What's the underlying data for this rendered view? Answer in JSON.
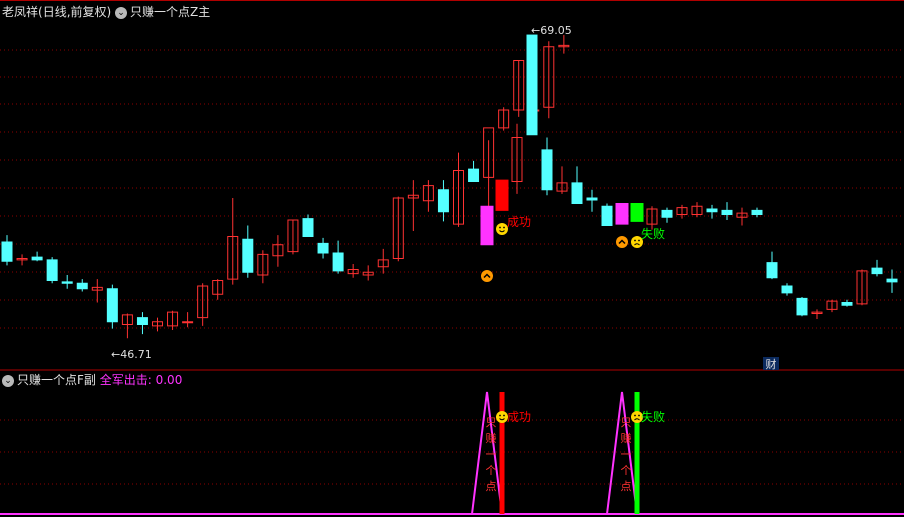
{
  "main_panel": {
    "stock_name": "老凤祥",
    "period_label": "(日线,前复权)",
    "indicator_label": "只赚一个点Z主"
  },
  "sub_panel": {
    "indicator_label": "只赚一个点F副",
    "value_label": "全军出击:",
    "value": "0.00"
  },
  "annotations": {
    "high_price": "69.05",
    "low_price": "46.71",
    "success": "成功",
    "fail": "失败",
    "finance_marker": "财",
    "vertical_text": "只赚一个点"
  },
  "colors": {
    "up": "#ff3232",
    "down": "#54ffff",
    "signal_magenta": "#ff33ff",
    "signal_red": "#ff0000",
    "signal_green": "#00ff00",
    "grid": "#8b0000",
    "indicator_line": "#ff33ff",
    "smiley": "#ffd700",
    "buy_marker": "#ff9900"
  },
  "chart_data": [
    {
      "type": "candlestick",
      "title": "老凤祥 (日线,前复权)",
      "series": [
        {
          "name": "只赚一个点Z主",
          "ohlc": [
            [
              54.0,
              54.5,
              52.3,
              52.6
            ],
            [
              52.7,
              53.1,
              52.3,
              52.8
            ],
            [
              52.9,
              53.3,
              52.6,
              52.7
            ],
            [
              52.7,
              52.9,
              51.0,
              51.2
            ],
            [
              51.1,
              51.6,
              50.6,
              51.0
            ],
            [
              51.0,
              51.3,
              50.4,
              50.6
            ],
            [
              50.5,
              51.3,
              49.6,
              50.7
            ],
            [
              50.6,
              50.9,
              47.7,
              48.2
            ],
            [
              48.0,
              48.8,
              47.0,
              48.7
            ],
            [
              48.5,
              48.9,
              47.3,
              48.0
            ],
            [
              47.9,
              48.5,
              47.5,
              48.2
            ],
            [
              47.9,
              49.0,
              47.6,
              48.9
            ],
            [
              48.2,
              48.9,
              47.8,
              48.2
            ],
            [
              48.5,
              51.0,
              47.9,
              50.8
            ],
            [
              50.2,
              51.3,
              49.8,
              51.2
            ],
            [
              51.3,
              57.2,
              50.9,
              54.4
            ],
            [
              54.2,
              55.2,
              51.4,
              51.8
            ],
            [
              51.6,
              53.4,
              51.0,
              53.1
            ],
            [
              53.0,
              54.5,
              52.2,
              53.8
            ],
            [
              53.3,
              55.6,
              53.1,
              55.6
            ],
            [
              55.7,
              56.0,
              54.4,
              54.4
            ],
            [
              53.9,
              54.3,
              52.8,
              53.2
            ],
            [
              53.2,
              54.1,
              51.7,
              51.9
            ],
            [
              51.7,
              52.4,
              51.4,
              52.0
            ],
            [
              51.6,
              52.3,
              51.2,
              51.8
            ],
            [
              52.2,
              53.5,
              51.7,
              52.7
            ],
            [
              52.8,
              57.3,
              52.6,
              57.2
            ],
            [
              57.2,
              58.5,
              54.8,
              57.4
            ],
            [
              57.0,
              58.5,
              56.2,
              58.1
            ],
            [
              57.8,
              58.5,
              55.5,
              56.2
            ],
            [
              55.3,
              60.5,
              55.1,
              59.2
            ],
            [
              59.3,
              59.9,
              58.4,
              58.4
            ],
            [
              58.7,
              61.4,
              55.4,
              62.3
            ],
            [
              62.3,
              63.8,
              62.1,
              63.6
            ],
            [
              63.6,
              67.2,
              63.1,
              67.2
            ],
            [
              63.6,
              66.2,
              63.1,
              63.6
            ],
            [
              63.8,
              68.6,
              63.0,
              68.2
            ],
            [
              68.2,
              69.05,
              67.7,
              68.3
            ]
          ]
        }
      ]
    },
    {
      "type": "line",
      "title": "只赚一个点F副",
      "series": [
        {
          "name": "全军出击",
          "values": [
            0,
            0,
            0,
            0,
            0,
            0,
            0,
            0,
            0,
            0,
            0,
            0,
            0,
            0,
            0,
            0,
            0,
            0,
            0,
            0,
            0,
            0,
            0,
            0,
            0,
            0,
            0,
            0,
            0,
            0,
            0,
            1,
            1,
            0,
            0,
            0,
            0,
            0,
            0,
            0,
            1,
            1,
            0,
            0,
            0,
            0,
            0,
            0,
            0,
            0,
            0,
            0,
            0,
            0,
            0,
            0,
            0,
            0,
            0,
            0
          ]
        }
      ]
    }
  ]
}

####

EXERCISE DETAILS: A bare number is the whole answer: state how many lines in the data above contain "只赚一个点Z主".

OUTPUT BELOW: 2